In 1989, a gallon of gas was just less than a dollar, the first episode of “The Simpsons” aired on TV, and the first GPS satellites were launched into orbit. Twenty-five years later, GPS is the key to new technology allowing seismologists to warn us when a big quake is about to hit.
Could low-cost quake detectors become as common as smoke detectors in California homes? A professor at UC Berkeley said he built an alarm himself, for about $100.
Scientists and politicians planned to meet at UC Berkeley next week for a summit on developing an early earthquake warning system.
Congress is expected to approve $5 million to expand an early earthquake warning system to the entire West Coast.
Depending on how close to the epicenter of an earthquake you are, you could get more than a minute warning if California can find the funding for a new early warnings system.
A new earthquake early-warning system installed by Bay Area Rapid Transit will detect earthquakes precious seconds before the ground starts shaking, allowing trains to be slowed down in an effort to prevent derailments.

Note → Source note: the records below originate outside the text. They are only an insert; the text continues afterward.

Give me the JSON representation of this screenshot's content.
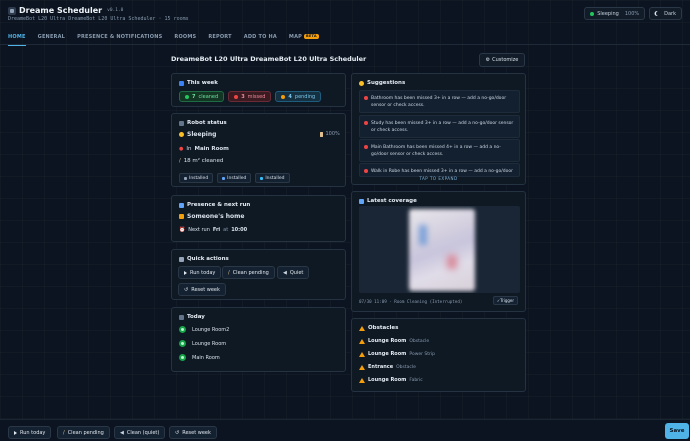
{
  "header": {
    "title": "Dreame Scheduler",
    "version": "v0.1.0",
    "subtitle": "DreameBot L20 Ultra DreameBot L20 Ultra Scheduler · 15 rooms",
    "status_label": "Sleeping",
    "battery": "100%",
    "theme_label": "Dark"
  },
  "tabs": [
    {
      "label": "HOME"
    },
    {
      "label": "GENERAL"
    },
    {
      "label": "PRESENCE & NOTIFICATIONS"
    },
    {
      "label": "ROOMS"
    },
    {
      "label": "REPORT"
    },
    {
      "label": "ADD TO HA"
    },
    {
      "label": "MAP",
      "badge": "BETA"
    }
  ],
  "page": {
    "title": "DreameBot L20 Ultra DreameBot L20 Ultra Scheduler",
    "customize_label": "Customize"
  },
  "this_week": {
    "title": "This week",
    "cleaned_count": "7",
    "cleaned_label": "cleaned",
    "missed_count": "3",
    "missed_label": "missed",
    "pending_count": "4",
    "pending_label": "pending"
  },
  "robot": {
    "title": "Robot status",
    "state": "Sleeping",
    "battery": "100%",
    "location_prefix": "In",
    "location": "Main Room",
    "cleaned_area": "18 m² cleaned",
    "badges": [
      "Installed",
      "Installed",
      "Installed"
    ]
  },
  "presence": {
    "title": "Presence & next run",
    "home_status": "Someone's home",
    "next_run_label": "Next run",
    "next_run_day": "Fri",
    "at_label": "at",
    "next_run_time": "10:00"
  },
  "quick_actions": {
    "title": "Quick actions",
    "run_today": "Run today",
    "clean_pending": "Clean pending",
    "quiet": "Quiet",
    "reset_week": "Reset week"
  },
  "today": {
    "title": "Today",
    "rooms": [
      "Lounge Room2",
      "Lounge Room",
      "Main Room"
    ]
  },
  "suggestions": {
    "title": "Suggestions",
    "items": [
      "Bathroom has been missed 3+ in a row — add a no-go/door sensor or check access.",
      "Study has been missed 3+ in a row — add a no-go/door sensor or check access.",
      "Main Bathroom has been missed 4+ in a row — add a no-go/door sensor or check access.",
      "Walk in Robe has been missed 3+ in a row — add a no-go/door"
    ],
    "expand_label": "TAP TO EXPAND"
  },
  "coverage": {
    "title": "Latest coverage",
    "caption": "07/30 11:09 · Room Cleaning (Interrupted)",
    "trigger_label": "Trigger"
  },
  "obstacles": {
    "title": "Obstacles",
    "items": [
      {
        "room": "Lounge Room",
        "type": "Obstacle"
      },
      {
        "room": "Lounge Room",
        "type": "Power Strip"
      },
      {
        "room": "Entrance",
        "type": "Obstacle"
      },
      {
        "room": "Lounge Room",
        "type": "Fabric"
      }
    ]
  },
  "bottom_bar": {
    "run_today": "Run today",
    "clean_pending": "Clean pending",
    "clean_quiet": "Clean (quiet)",
    "reset_week": "Reset week",
    "save": "Save"
  },
  "colors": {
    "accent": "#4fb3e8",
    "success": "#22c55e",
    "danger": "#ef4444",
    "warning": "#f59e0b",
    "background": "#0b1420"
  }
}
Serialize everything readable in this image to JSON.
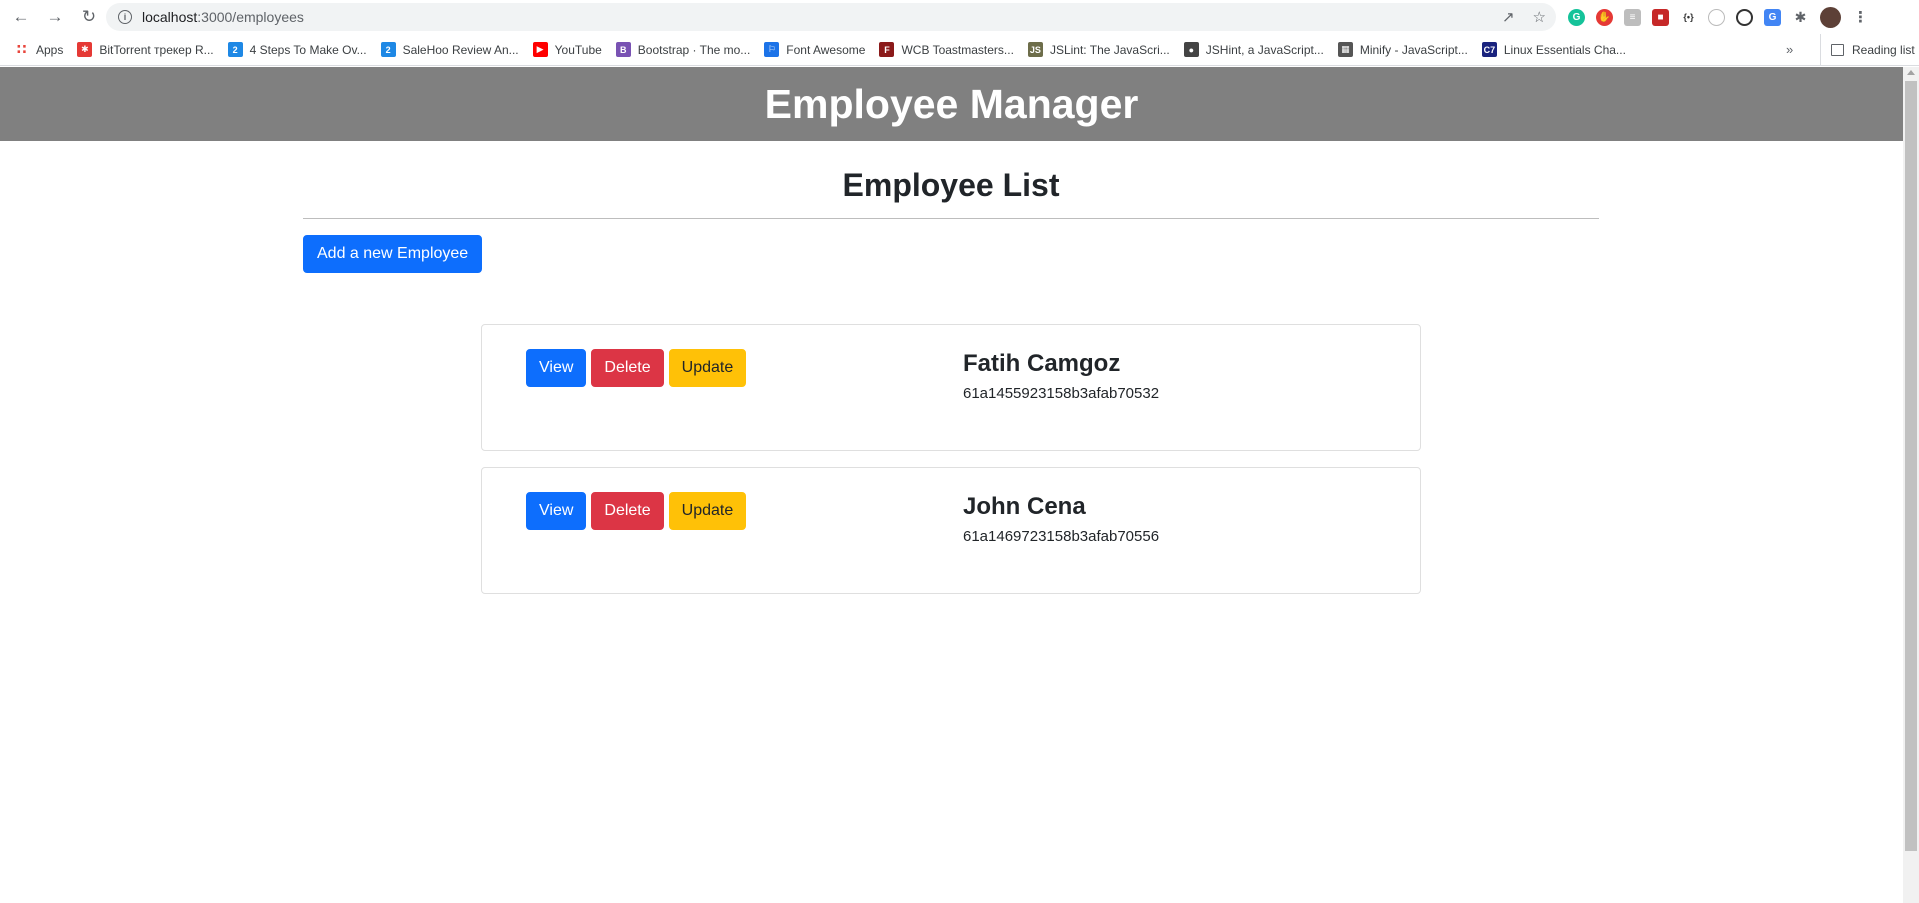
{
  "browser": {
    "url_host": "localhost",
    "url_path": ":3000/employees",
    "bookmarks": [
      {
        "label": "Apps",
        "icon": "apps-grid-icon",
        "color": "#5f6368"
      },
      {
        "label": "BitTorrent трекер R...",
        "icon": "bittorrent-icon",
        "color": "#e53935"
      },
      {
        "label": "4 Steps To Make Ov...",
        "icon": "bracket-2-icon",
        "color": "#1e88e5"
      },
      {
        "label": "SaleHoo Review An...",
        "icon": "bracket-2-icon",
        "color": "#1e88e5"
      },
      {
        "label": "YouTube",
        "icon": "youtube-icon",
        "color": "#ff0000"
      },
      {
        "label": "Bootstrap · The mo...",
        "icon": "bootstrap-icon",
        "color": "#7952b3"
      },
      {
        "label": "Font Awesome",
        "icon": "flag-icon",
        "color": "#1c73e8"
      },
      {
        "label": "WCB Toastmasters...",
        "icon": "fth-icon",
        "color": "#8b1a1a"
      },
      {
        "label": "JSLint: The JavaScri...",
        "icon": "jslint-icon",
        "color": "#6d6d4a"
      },
      {
        "label": "JSHint, a JavaScript...",
        "icon": "globe-icon",
        "color": "#444444"
      },
      {
        "label": "Minify - JavaScript...",
        "icon": "minify-icon",
        "color": "#555555"
      },
      {
        "label": "Linux Essentials Cha...",
        "icon": "c7-icon",
        "color": "#1a237e"
      }
    ],
    "bookmarks_more": "»",
    "reading_list": "Reading list"
  },
  "header": {
    "title": "Employee Manager"
  },
  "main": {
    "title": "Employee List",
    "add_button": "Add a new Employee",
    "employees": [
      {
        "name": "Fatih Camgoz",
        "id": "61a1455923158b3afab70532"
      },
      {
        "name": "John Cena",
        "id": "61a1469723158b3afab70556"
      }
    ],
    "actions": {
      "view": "View",
      "delete": "Delete",
      "update": "Update"
    }
  },
  "colors": {
    "primary": "#0d6efd",
    "danger": "#dc3545",
    "warning": "#ffc107",
    "banner": "#808080"
  }
}
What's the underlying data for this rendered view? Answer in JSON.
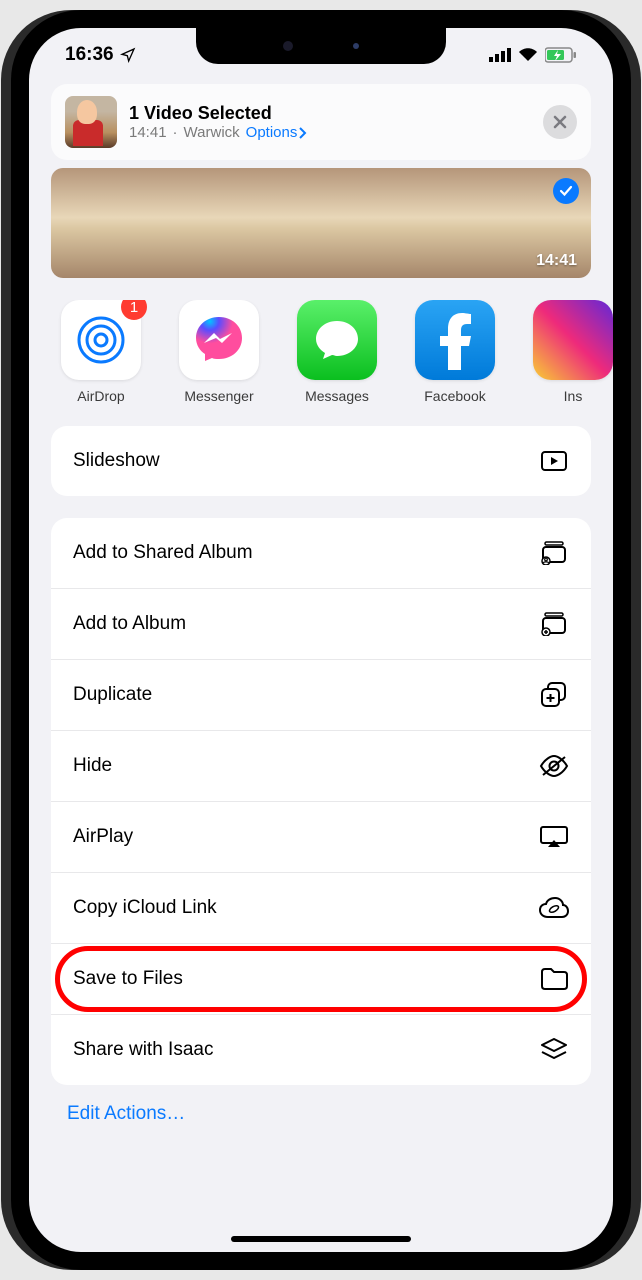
{
  "status": {
    "time": "16:36",
    "location_glyph": "➤"
  },
  "header": {
    "title": "1 Video Selected",
    "time": "14:41",
    "location": "Warwick",
    "options_label": "Options"
  },
  "preview": {
    "timestamp": "14:41"
  },
  "apps": [
    {
      "label": "AirDrop",
      "badge": "1"
    },
    {
      "label": "Messenger"
    },
    {
      "label": "Messages"
    },
    {
      "label": "Facebook"
    },
    {
      "label": "Ins"
    }
  ],
  "actions_group1": [
    {
      "label": "Slideshow",
      "icon": "play"
    }
  ],
  "actions_group2": [
    {
      "label": "Add to Shared Album",
      "icon": "shared-album"
    },
    {
      "label": "Add to Album",
      "icon": "add-album"
    },
    {
      "label": "Duplicate",
      "icon": "duplicate"
    },
    {
      "label": "Hide",
      "icon": "hide"
    },
    {
      "label": "AirPlay",
      "icon": "airplay"
    },
    {
      "label": "Copy iCloud Link",
      "icon": "cloud-link"
    },
    {
      "label": "Save to Files",
      "icon": "folder",
      "highlighted": true
    },
    {
      "label": "Share with Isaac",
      "icon": "layers"
    }
  ],
  "edit_actions": "Edit Actions…"
}
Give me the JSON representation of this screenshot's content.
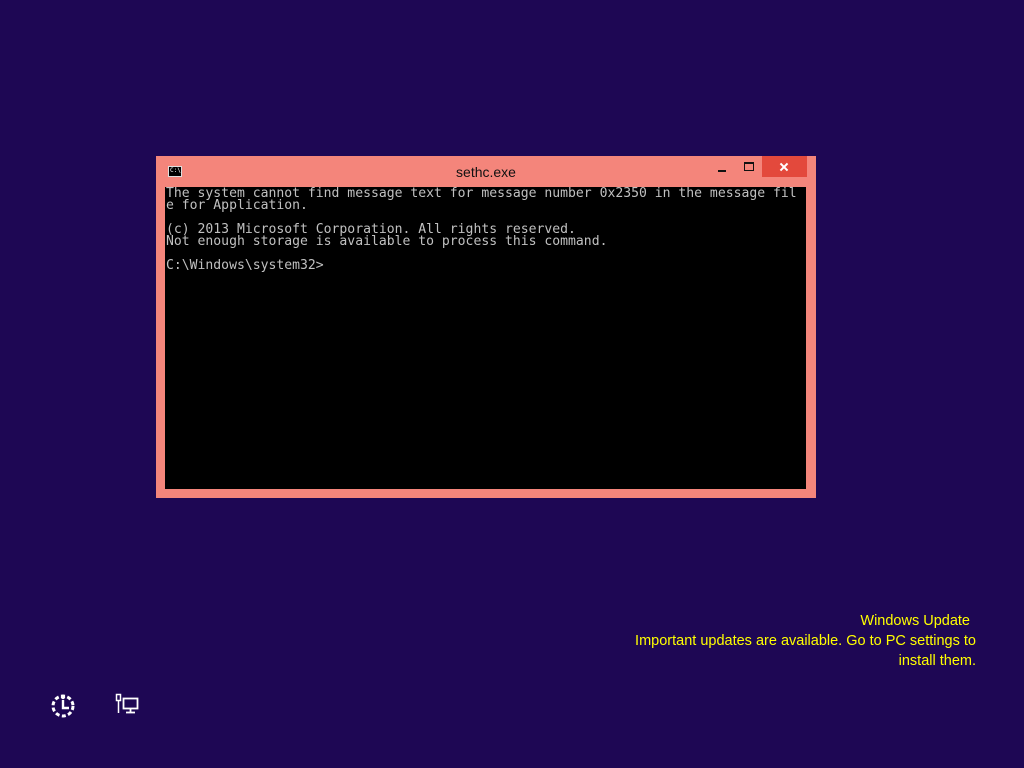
{
  "window": {
    "title": "sethc.exe",
    "icon_label": "C:\\",
    "controls": {
      "minimize": "minimize-icon",
      "maximize": "maximize-icon",
      "close": "close-icon"
    }
  },
  "console": {
    "lines": [
      "The system cannot find message text for message number 0x2350 in the message fil",
      "e for Application.",
      "",
      "(c) 2013 Microsoft Corporation. All rights reserved.",
      "Not enough storage is available to process this command.",
      "",
      "C:\\Windows\\system32>"
    ]
  },
  "notification": {
    "title": "Windows Update",
    "body": "Important updates are available. Go to PC settings to install them."
  },
  "bottom_icons": [
    {
      "name": "ease-of-access-icon"
    },
    {
      "name": "network-icon"
    }
  ],
  "colors": {
    "desktop_background": "#1e0754",
    "window_frame": "#f4857b",
    "close_button": "#e3493c",
    "console_background": "#000000",
    "console_text": "#c0c0c0",
    "notification_text": "#ffff00"
  }
}
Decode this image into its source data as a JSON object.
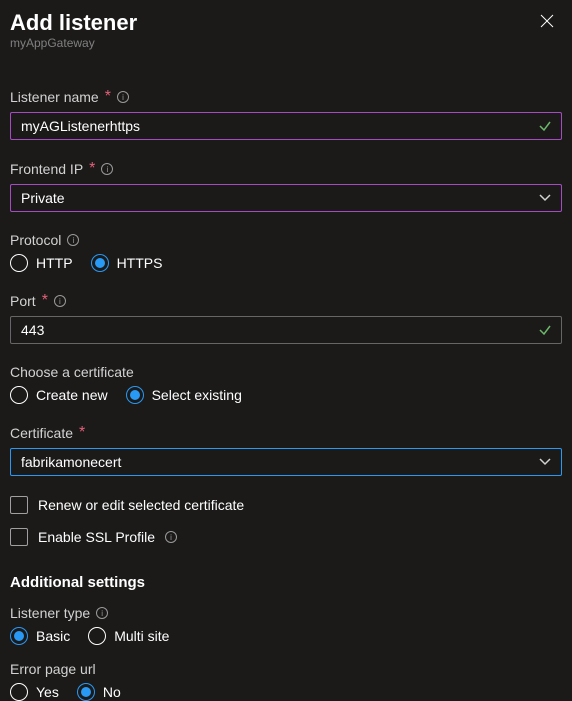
{
  "header": {
    "title": "Add listener",
    "subtitle": "myAppGateway"
  },
  "listenerName": {
    "label": "Listener name",
    "required": "*",
    "value": "myAGListenerhttps"
  },
  "frontendIp": {
    "label": "Frontend IP",
    "required": "*",
    "value": "Private"
  },
  "protocol": {
    "label": "Protocol",
    "options": {
      "http": "HTTP",
      "https": "HTTPS"
    }
  },
  "port": {
    "label": "Port",
    "required": "*",
    "value": "443"
  },
  "chooseCert": {
    "label": "Choose a certificate",
    "options": {
      "createNew": "Create new",
      "selectExisting": "Select existing"
    }
  },
  "certificate": {
    "label": "Certificate",
    "required": "*",
    "value": "fabrikamonecert"
  },
  "renewCheck": {
    "label": "Renew or edit selected certificate"
  },
  "sslProfileCheck": {
    "label": "Enable SSL Profile"
  },
  "additionalSettings": {
    "heading": "Additional settings"
  },
  "listenerType": {
    "label": "Listener type",
    "options": {
      "basic": "Basic",
      "multiSite": "Multi site"
    }
  },
  "errorPage": {
    "label": "Error page url",
    "options": {
      "yes": "Yes",
      "no": "No"
    }
  }
}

A system giving Californians warning of an impending earthquake may not be operational any time soon despite the success of similar programs in other countries.